> **SUPPLIED MATERIAL**:
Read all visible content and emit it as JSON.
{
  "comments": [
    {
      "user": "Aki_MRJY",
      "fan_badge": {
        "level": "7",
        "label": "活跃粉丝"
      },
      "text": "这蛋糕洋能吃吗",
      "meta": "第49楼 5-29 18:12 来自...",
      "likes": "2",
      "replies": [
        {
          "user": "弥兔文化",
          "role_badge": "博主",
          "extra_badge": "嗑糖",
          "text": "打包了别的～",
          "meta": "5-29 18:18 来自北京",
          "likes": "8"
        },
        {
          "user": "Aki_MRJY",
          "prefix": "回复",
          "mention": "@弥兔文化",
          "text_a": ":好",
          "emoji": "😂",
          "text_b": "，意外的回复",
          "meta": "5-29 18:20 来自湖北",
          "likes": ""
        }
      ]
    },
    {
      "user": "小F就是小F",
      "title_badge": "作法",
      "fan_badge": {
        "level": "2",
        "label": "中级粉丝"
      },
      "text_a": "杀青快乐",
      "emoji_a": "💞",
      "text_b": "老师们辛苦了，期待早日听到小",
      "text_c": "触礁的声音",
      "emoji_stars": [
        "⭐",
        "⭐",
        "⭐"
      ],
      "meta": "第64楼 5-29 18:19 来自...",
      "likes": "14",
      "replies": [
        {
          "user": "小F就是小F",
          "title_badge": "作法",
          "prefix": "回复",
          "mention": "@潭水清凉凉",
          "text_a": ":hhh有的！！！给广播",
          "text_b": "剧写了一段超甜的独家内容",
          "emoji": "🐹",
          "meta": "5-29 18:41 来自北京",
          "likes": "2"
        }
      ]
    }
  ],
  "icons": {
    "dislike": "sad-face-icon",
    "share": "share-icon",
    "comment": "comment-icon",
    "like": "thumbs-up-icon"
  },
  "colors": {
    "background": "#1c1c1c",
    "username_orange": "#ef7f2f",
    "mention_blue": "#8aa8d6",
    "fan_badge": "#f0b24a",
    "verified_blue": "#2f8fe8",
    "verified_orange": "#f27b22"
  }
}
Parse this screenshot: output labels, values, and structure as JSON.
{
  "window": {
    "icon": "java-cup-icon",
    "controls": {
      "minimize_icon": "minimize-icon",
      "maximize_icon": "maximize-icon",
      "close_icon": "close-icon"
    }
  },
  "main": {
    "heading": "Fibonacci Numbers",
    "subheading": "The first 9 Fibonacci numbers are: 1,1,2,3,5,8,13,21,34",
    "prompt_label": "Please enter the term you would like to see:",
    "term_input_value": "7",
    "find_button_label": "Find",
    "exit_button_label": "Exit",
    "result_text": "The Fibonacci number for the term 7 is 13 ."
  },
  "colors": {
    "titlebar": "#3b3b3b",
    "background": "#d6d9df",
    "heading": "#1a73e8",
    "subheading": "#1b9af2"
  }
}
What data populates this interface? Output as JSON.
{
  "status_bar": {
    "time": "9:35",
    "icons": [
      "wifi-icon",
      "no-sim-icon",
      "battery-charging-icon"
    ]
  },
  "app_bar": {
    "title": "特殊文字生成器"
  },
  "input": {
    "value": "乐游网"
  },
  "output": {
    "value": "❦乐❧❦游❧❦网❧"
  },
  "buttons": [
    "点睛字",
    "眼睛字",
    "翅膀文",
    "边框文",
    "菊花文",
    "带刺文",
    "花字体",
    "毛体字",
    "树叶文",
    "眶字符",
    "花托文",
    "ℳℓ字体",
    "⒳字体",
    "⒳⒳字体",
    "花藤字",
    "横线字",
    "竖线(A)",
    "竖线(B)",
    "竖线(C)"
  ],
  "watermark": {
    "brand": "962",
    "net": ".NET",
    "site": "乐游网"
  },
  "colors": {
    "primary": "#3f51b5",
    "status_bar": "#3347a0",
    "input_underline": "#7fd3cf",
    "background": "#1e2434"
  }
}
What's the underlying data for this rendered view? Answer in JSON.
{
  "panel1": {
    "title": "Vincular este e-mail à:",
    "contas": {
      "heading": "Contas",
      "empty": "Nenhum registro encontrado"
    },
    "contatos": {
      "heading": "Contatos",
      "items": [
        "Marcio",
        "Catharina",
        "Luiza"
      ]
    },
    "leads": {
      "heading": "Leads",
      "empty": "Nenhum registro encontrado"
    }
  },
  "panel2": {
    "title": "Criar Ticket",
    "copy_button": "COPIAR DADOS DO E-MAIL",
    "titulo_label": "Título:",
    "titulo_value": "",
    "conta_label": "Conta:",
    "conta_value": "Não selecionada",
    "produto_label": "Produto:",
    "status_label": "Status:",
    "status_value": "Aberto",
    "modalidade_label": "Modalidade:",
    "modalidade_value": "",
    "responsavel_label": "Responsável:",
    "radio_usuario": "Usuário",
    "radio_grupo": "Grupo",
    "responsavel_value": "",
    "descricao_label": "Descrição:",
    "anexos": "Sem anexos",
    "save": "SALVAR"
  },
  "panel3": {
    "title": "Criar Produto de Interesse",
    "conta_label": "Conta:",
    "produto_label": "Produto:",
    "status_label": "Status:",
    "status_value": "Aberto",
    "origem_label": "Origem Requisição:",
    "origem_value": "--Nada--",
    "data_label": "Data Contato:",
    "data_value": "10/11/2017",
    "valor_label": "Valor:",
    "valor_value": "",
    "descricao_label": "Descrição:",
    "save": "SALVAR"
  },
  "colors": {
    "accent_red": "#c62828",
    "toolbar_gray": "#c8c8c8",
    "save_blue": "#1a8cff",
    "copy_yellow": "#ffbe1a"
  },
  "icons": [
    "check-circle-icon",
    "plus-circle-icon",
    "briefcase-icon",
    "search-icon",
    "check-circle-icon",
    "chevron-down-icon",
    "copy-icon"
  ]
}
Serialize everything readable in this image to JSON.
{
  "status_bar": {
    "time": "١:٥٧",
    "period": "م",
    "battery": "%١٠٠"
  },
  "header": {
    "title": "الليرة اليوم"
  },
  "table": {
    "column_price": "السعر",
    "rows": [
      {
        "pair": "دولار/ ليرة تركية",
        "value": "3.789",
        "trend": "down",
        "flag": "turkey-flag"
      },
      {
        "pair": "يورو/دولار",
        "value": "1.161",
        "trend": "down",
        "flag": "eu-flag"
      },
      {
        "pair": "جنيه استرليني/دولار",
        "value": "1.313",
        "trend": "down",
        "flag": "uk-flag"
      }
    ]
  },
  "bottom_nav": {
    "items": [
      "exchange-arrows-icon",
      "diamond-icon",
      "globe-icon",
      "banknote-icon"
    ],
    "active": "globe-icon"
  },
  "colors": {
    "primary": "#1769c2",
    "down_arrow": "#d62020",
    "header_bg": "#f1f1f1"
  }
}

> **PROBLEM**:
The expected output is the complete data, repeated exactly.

> **YOUR RESPONSE**:
Read all visible content and emit it as JSON.
{
  "comments": [
    {
      "user": "Aki_MRJY",
      "fan_badge": {
        "level": "7",
        "label": "活跃粉丝"
      },
      "text": "这蛋糕洋能吃吗",
      "meta": "第49楼 5-29 18:12 来自...",
      "likes": "2",
      "replies": [
        {
          "user": "弥兔文化",
          "role_badge": "博主",
          "extra_badge": "嗑糖",
          "text": "打包了别的～",
          "meta": "5-29 18:18 来自北京",
          "likes": "8"
        },
        {
          "user": "Aki_MRJY",
          "prefix": "回复",
          "mention": "@弥兔文化",
          "text_a": ":好",
          "emoji": "😂",
          "text_b": "，意外的回复",
          "meta": "5-29 18:20 来自湖北",
          "likes": ""
        }
      ]
    },
    {
      "user": "小F就是小F",
      "title_badge": "作法",
      "fan_badge": {
        "level": "2",
        "label": "中级粉丝"
      },
      "text_a": "杀青快乐",
      "emoji_a": "💞",
      "text_b": "老师们辛苦了，期待早日听到小",
      "text_c": "触礁的声音",
      "emoji_stars": [
        "⭐",
        "⭐",
        "⭐"
      ],
      "meta": "第64楼 5-29 18:19 来自...",
      "likes": "14",
      "replies": [
        {
          "user": "小F就是小F",
          "title_badge": "作法",
          "prefix": "回复",
          "mention": "@潭水清凉凉",
          "text_a": ":hhh有的！！！给广播",
          "text_b": "剧写了一段超甜的独家内容",
          "emoji": "🐹",
          "meta": "5-29 18:41 来自北京",
          "likes": "2"
        }
      ]
    }
  ],
  "icons": {
    "dislike": "sad-face-icon",
    "share": "share-icon",
    "comment": "comment-icon",
    "like": "thumbs-up-icon"
  },
  "colors": {
    "background": "#1c1c1c",
    "username_orange": "#ef7f2f",
    "mention_blue": "#8aa8d6",
    "fan_badge": "#f0b24a",
    "verified_blue": "#2f8fe8",
    "verified_orange": "#f27b22"
  }
}
Parse this screenshot: output labels, values, and structure as JSON.
{
  "window": {
    "icon": "java-cup-icon",
    "controls": {
      "minimize_icon": "minimize-icon",
      "maximize_icon": "maximize-icon",
      "close_icon": "close-icon"
    }
  },
  "main": {
    "heading": "Fibonacci Numbers",
    "subheading": "The first 9 Fibonacci numbers are: 1,1,2,3,5,8,13,21,34",
    "prompt_label": "Please enter the term you would like to see:",
    "term_input_value": "7",
    "find_button_label": "Find",
    "exit_button_label": "Exit",
    "result_text": "The Fibonacci number for the term 7 is 13 ."
  },
  "colors": {
    "titlebar": "#3b3b3b",
    "background": "#d6d9df",
    "heading": "#1a73e8",
    "subheading": "#1b9af2"
  }
}
What data populates this interface? Output as JSON.
{
  "status_bar": {
    "time": "9:35",
    "icons": [
      "wifi-icon",
      "no-sim-icon",
      "battery-charging-icon"
    ]
  },
  "app_bar": {
    "title": "特殊文字生成器"
  },
  "input": {
    "value": "乐游网"
  },
  "output": {
    "value": "❦乐❧❦游❧❦网❧"
  },
  "buttons": [
    "点睛字",
    "眼睛字",
    "翅膀文",
    "边框文",
    "菊花文",
    "带刺文",
    "花字体",
    "毛体字",
    "树叶文",
    "眶字符",
    "花托文",
    "ℳℓ字体",
    "⒳字体",
    "⒳⒳字体",
    "花藤字",
    "横线字",
    "竖线(A)",
    "竖线(B)",
    "竖线(C)"
  ],
  "watermark": {
    "brand": "962",
    "net": ".NET",
    "site": "乐游网"
  },
  "colors": {
    "primary": "#3f51b5",
    "status_bar": "#3347a0",
    "input_underline": "#7fd3cf",
    "background": "#1e2434"
  }
}
What's the underlying data for this rendered view? Answer in JSON.
{
  "panel1": {
    "title": "Vincular este e-mail à:",
    "contas": {
      "heading": "Contas",
      "empty": "Nenhum registro encontrado"
    },
    "contatos": {
      "heading": "Contatos",
      "items": [
        "Marcio",
        "Catharina",
        "Luiza"
      ]
    },
    "leads": {
      "heading": "Leads",
      "empty": "Nenhum registro encontrado"
    }
  },
  "panel2": {
    "title": "Criar Ticket",
    "copy_button": "COPIAR DADOS DO E-MAIL",
    "titulo_label": "Título:",
    "titulo_value": "",
    "conta_label": "Conta:",
    "conta_value": "Não selecionada",
    "produto_label": "Produto:",
    "status_label": "Status:",
    "status_value": "Aberto",
    "modalidade_label": "Modalidade:",
    "modalidade_value": "",
    "responsavel_label": "Responsável:",
    "radio_usuario": "Usuário",
    "radio_grupo": "Grupo",
    "responsavel_value": "",
    "descricao_label": "Descrição:",
    "anexos": "Sem anexos",
    "save": "SALVAR"
  },
  "panel3": {
    "title": "Criar Produto de Interesse",
    "conta_label": "Conta:",
    "produto_label": "Produto:",
    "status_label": "Status:",
    "status_value": "Aberto",
    "origem_label": "Origem Requisição:",
    "origem_value": "--Nada--",
    "data_label": "Data Contato:",
    "data_value": "10/11/2017",
    "valor_label": "Valor:",
    "valor_value": "",
    "descricao_label": "Descrição:",
    "save": "SALVAR"
  },
  "colors": {
    "accent_red": "#c62828",
    "toolbar_gray": "#c8c8c8",
    "save_blue": "#1a8cff",
    "copy_yellow": "#ffbe1a"
  },
  "icons": [
    "check-circle-icon",
    "plus-circle-icon",
    "briefcase-icon",
    "search-icon",
    "check-circle-icon",
    "chevron-down-icon",
    "copy-icon"
  ]
}
Serialize everything readable in this image to JSON.
{
  "status_bar": {
    "time": "١:٥٧",
    "period": "م",
    "battery": "%١٠٠"
  },
  "header": {
    "title": "الليرة اليوم"
  },
  "table": {
    "column_price": "السعر",
    "rows": [
      {
        "pair": "دولار/ ليرة تركية",
        "value": "3.789",
        "trend": "down",
        "flag": "turkey-flag"
      },
      {
        "pair": "يورو/دولار",
        "value": "1.161",
        "trend": "down",
        "flag": "eu-flag"
      },
      {
        "pair": "جنيه استرليني/دولار",
        "value": "1.313",
        "trend": "down",
        "flag": "uk-flag"
      }
    ]
  },
  "bottom_nav": {
    "items": [
      "exchange-arrows-icon",
      "diamond-icon",
      "globe-icon",
      "banknote-icon"
    ],
    "active": "globe-icon"
  },
  "colors": {
    "primary": "#1769c2",
    "down_arrow": "#d62020",
    "header_bg": "#f1f1f1"
  }
}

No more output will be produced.